ASSIGNMENT: Whenever the string "name" turns up in a line of the data below, copy that line.

#### LISTED RECORDS ####

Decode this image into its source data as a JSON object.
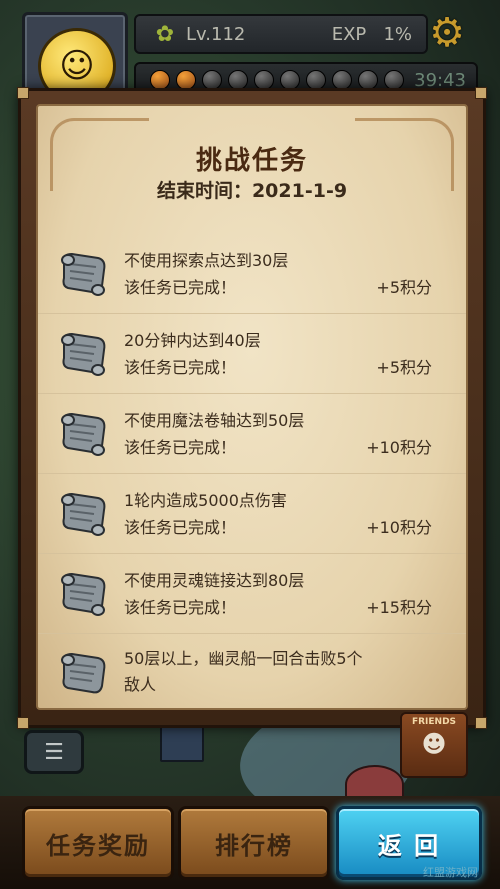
{
  "hud": {
    "level": "Lv.112",
    "exp_label": "EXP",
    "exp_value": "1%",
    "timer": "39:43"
  },
  "panel": {
    "title": "挑战任务",
    "end_time": "结束时间：2021-1-9"
  },
  "quests": [
    {
      "desc": "不使用探索点达到30层",
      "status": "该任务已完成！",
      "reward": "+5积分"
    },
    {
      "desc": "20分钟内达到40层",
      "status": "该任务已完成！",
      "reward": "+5积分"
    },
    {
      "desc": "不使用魔法卷轴达到50层",
      "status": "该任务已完成！",
      "reward": "+10积分"
    },
    {
      "desc": "1轮内造成5000点伤害",
      "status": "该任务已完成！",
      "reward": "+10积分"
    },
    {
      "desc": "不使用灵魂链接达到80层",
      "status": "该任务已完成！",
      "reward": "+15积分"
    },
    {
      "desc": "50层以上，幽灵船一回合击败5个",
      "desc2": "敌人"
    }
  ],
  "friends_label": "FRIENDS",
  "buttons": {
    "rewards": "任务奖励",
    "ranking": "排行榜",
    "back": "返 回"
  },
  "watermark": "红盟游戏网",
  "icons": {
    "settings": "gear-icon",
    "menu": "menu-icon",
    "quest": "scroll-icon"
  }
}
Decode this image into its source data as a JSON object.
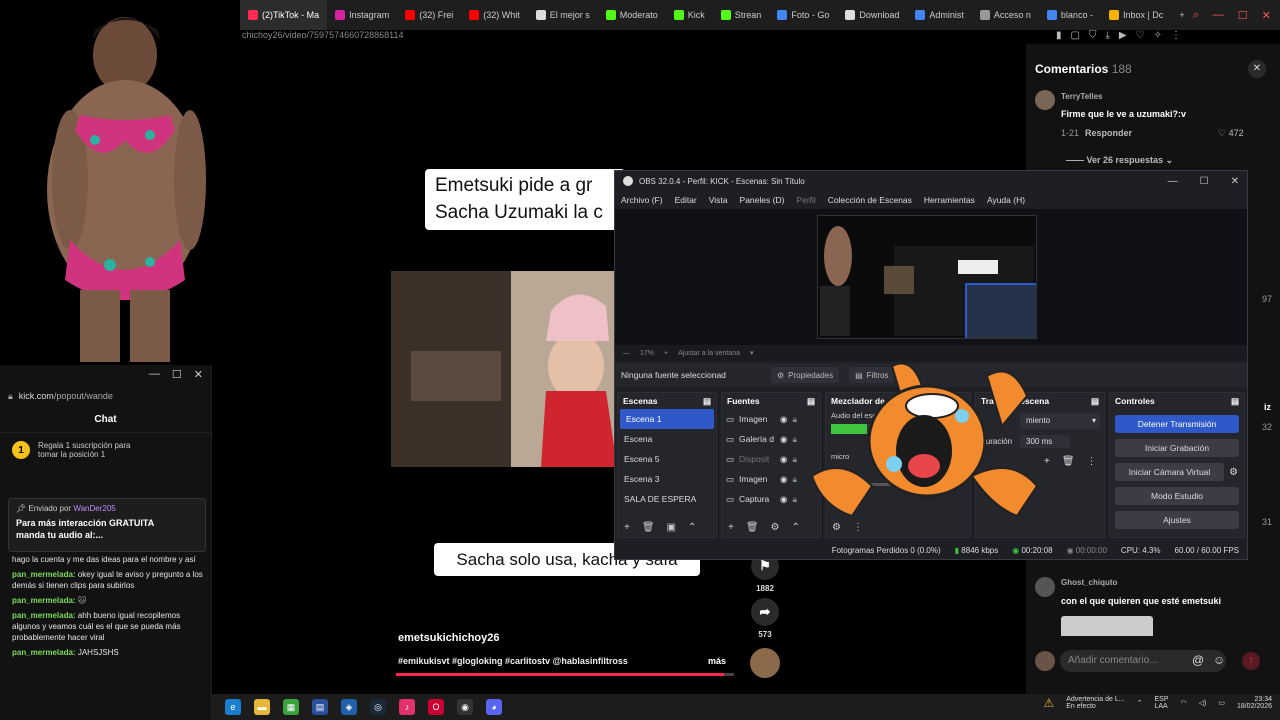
{
  "browser": {
    "tabs": [
      {
        "label": "(2)TikTok - Ma",
        "color": "#fe2c55",
        "active": true
      },
      {
        "label": "Instagram",
        "color": "#d6249f"
      },
      {
        "label": "(32) Frei",
        "color": "#ff0000"
      },
      {
        "label": "(32) Whit",
        "color": "#ff0000"
      },
      {
        "label": "El mejor s",
        "color": "#dddddd"
      },
      {
        "label": "Moderato",
        "color": "#53fc18"
      },
      {
        "label": "Kick",
        "color": "#53fc18"
      },
      {
        "label": "Strean",
        "color": "#53fc18"
      },
      {
        "label": "Foto - Go",
        "color": "#4285f4"
      },
      {
        "label": "Download",
        "color": "#dddddd"
      },
      {
        "label": "Administ",
        "color": "#4285f4"
      },
      {
        "label": "Acceso n",
        "color": "#999999"
      },
      {
        "label": "blanco - ",
        "color": "#4285f4"
      },
      {
        "label": "Inbox | Dc",
        "color": "#f4b400"
      }
    ],
    "url": "chichoy26/video/7597574660728868114"
  },
  "kick_popout": {
    "url_domain": "kick.com",
    "url_path": "/popout/wande",
    "chat_title": "Chat",
    "gift_line1": "Regala 1 suscripción para",
    "gift_line2": "tomar la posición 1",
    "pinned_by_label": "Enviado por",
    "pinned_by_user": "WanDer205",
    "pinned_msg_line1": "Para más interacción GRATUITA",
    "pinned_msg_line2": "manda tu audio al:...",
    "chat": [
      {
        "user": "",
        "text": "hago la cuenta y me das ideas para el nombre y así"
      },
      {
        "user": "pan_mermelada:",
        "text": "okey igual te aviso y pregunto a los demás si tienen clips para subirlos"
      },
      {
        "user": "pan_mermelada:",
        "text": ""
      },
      {
        "user": "pan_mermelada:",
        "text": "ahh bueno igual recopilemos algunos y veamos cuál es el que se pueda más probablemente hacer viral"
      },
      {
        "user": "pan_mermelada:",
        "text": "JAHSJSHS"
      }
    ]
  },
  "video": {
    "caption_top_line1": "Emetsuki pide a gr",
    "caption_top_line2": "Sacha Uzumaki la c",
    "caption_bottom": "Sacha solo usa, kacha y safa",
    "author": "emetsukichichoy26",
    "tags": "#emikukisvt #glogloking #carlitostv @hablasinfiltross",
    "more": "más",
    "bookmarks": "1882",
    "shares": "573",
    "progress": 0.97
  },
  "comments": {
    "title": "Comentarios",
    "count": "188",
    "first_user": "TerryTelles",
    "first_text": "Firme que le ve a uzumaki?:v",
    "first_date": "1-21",
    "reply_label": "Responder",
    "first_likes": "472",
    "replies_label": "Ver 26 respuestas",
    "second_user": "Ghost_chiquto",
    "second_text": "con el que quieren que esté emetsuki",
    "add_placeholder": "Añadir comentario...",
    "partial_nums": [
      "97",
      "32",
      "31"
    ],
    "partial_text": "iz"
  },
  "obs": {
    "title": "OBS 32.0.4 - Perfil: KICK - Escenas: Sin Título",
    "menu": [
      "Archivo (F)",
      "Editar",
      "Vista",
      "Paneles (D)",
      "Perfil",
      "Colección de Escenas",
      "Herramientas",
      "Ayuda (H)"
    ],
    "zoom": "17%",
    "fit_label": "Ajustar a la ventana",
    "no_source": "Ninguna fuente seleccionad",
    "properties_label": "Propiedades",
    "filters_label": "Filtros",
    "scenes_title": "Escenas",
    "scenes": [
      "Escena 1",
      "Escena",
      "Escena 5",
      "Escena 3",
      "SALA DE ESPERA"
    ],
    "sources_title": "Fuentes",
    "sources": [
      {
        "name": "Imagen",
        "dim": false
      },
      {
        "name": "Galería d",
        "dim": false
      },
      {
        "name": "Disposit",
        "dim": true
      },
      {
        "name": "Imagen",
        "dim": false
      },
      {
        "name": "Captura",
        "dim": false
      }
    ],
    "mixer_title": "Mezclador de a",
    "mixer_track1": "Audio del escri",
    "mixer_track2": "micro",
    "transitions_title": "Tra   es de escena",
    "transition_value": "miento",
    "duration_label": "Duración",
    "duration_value": "300 ms",
    "controls_title": "Controles",
    "controls": [
      "Detener Transmisión",
      "Iniciar Grabación",
      "Iniciar Cámara Virtual",
      "Modo Estudio",
      "Ajustes"
    ],
    "status": {
      "dropped": "Fotogramas Perdidos 0 (0.0%)",
      "bitrate": "8846 kbps",
      "stream_time": "00:20:08",
      "rec_time": "00:00:00",
      "cpu": "CPU: 4.3%",
      "fps": "60.00 / 60.00 FPS"
    }
  },
  "taskbar": {
    "warning_line1": "Advertencia de L...",
    "warning_line2": "En efecto",
    "lang": "ESP",
    "lang2": "LAA",
    "time": "23:34",
    "date": "18/02/2026"
  }
}
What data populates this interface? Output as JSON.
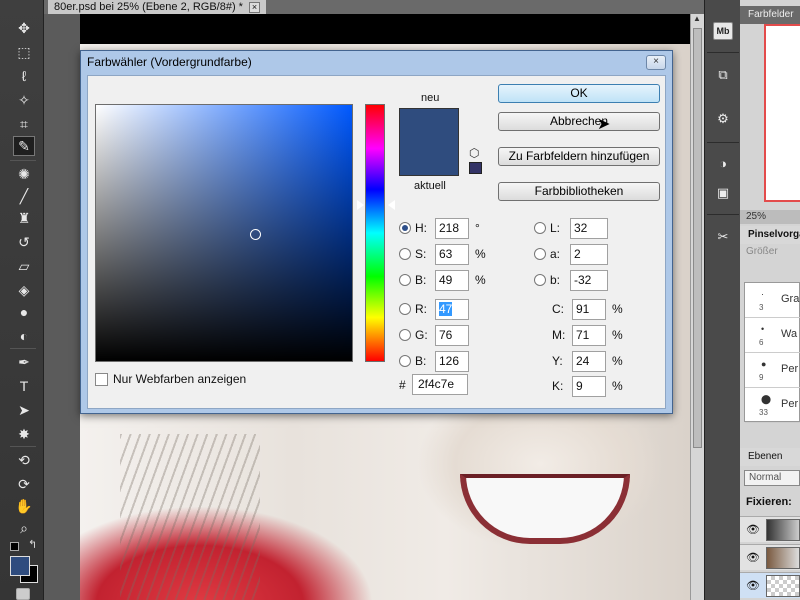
{
  "document": {
    "tab_title": "80er.psd bei 25% (Ebene 2, RGB/8#) *",
    "tab_close": "×"
  },
  "dialog": {
    "title": "Farbwähler (Vordergrundfarbe)",
    "close": "×",
    "label_new": "neu",
    "label_current": "aktuell",
    "new_color": "#2f4c7e",
    "current_color": "#2f4c7e",
    "buttons": {
      "ok": "OK",
      "cancel": "Abbrechen",
      "add_swatches": "Zu Farbfeldern hinzufügen",
      "libraries": "Farbbibliotheken"
    },
    "websafe_label": "Nur Webfarben anzeigen",
    "hsb": {
      "h": {
        "label": "H:",
        "value": "218",
        "unit": "°"
      },
      "s": {
        "label": "S:",
        "value": "63",
        "unit": "%"
      },
      "b": {
        "label": "B:",
        "value": "49",
        "unit": "%"
      }
    },
    "rgb": {
      "r": {
        "label": "R:",
        "value": "47"
      },
      "g": {
        "label": "G:",
        "value": "76"
      },
      "b": {
        "label": "B:",
        "value": "126"
      }
    },
    "lab": {
      "l": {
        "label": "L:",
        "value": "32"
      },
      "a": {
        "label": "a:",
        "value": "2"
      },
      "b": {
        "label": "b:",
        "value": "-32"
      }
    },
    "cmyk": {
      "c": {
        "label": "C:",
        "value": "91",
        "unit": "%"
      },
      "m": {
        "label": "M:",
        "value": "71",
        "unit": "%"
      },
      "y": {
        "label": "Y:",
        "value": "24",
        "unit": "%"
      },
      "k": {
        "label": "K:",
        "value": "9",
        "unit": "%"
      }
    },
    "hex": {
      "label": "#",
      "value": "2f4c7e"
    }
  },
  "panels": {
    "swatches_tab": "Farbfelder",
    "zoom": "25%",
    "brush_tab": "Pinselvorga",
    "brush_size_label": "Größer",
    "brushes": [
      {
        "num": "3",
        "label": "Gra"
      },
      {
        "num": "6",
        "label": "Wa"
      },
      {
        "num": "9",
        "label": "Per"
      },
      {
        "num": "33",
        "label": "Per"
      }
    ],
    "layers_tab": "Ebenen",
    "blend_mode": "Normal",
    "lock_label": "Fixieren:"
  },
  "dock": {
    "mini_bridge": "Mb"
  },
  "colors": {
    "foreground": "#2f4c7e",
    "background": "#000000",
    "accent": "#3c7fb1"
  }
}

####

REPLY:
        "name": "Imagen",
        "name": "Galería d",
        "name": "Disposit",
        "name": "Imagen",
        "name": "Captura",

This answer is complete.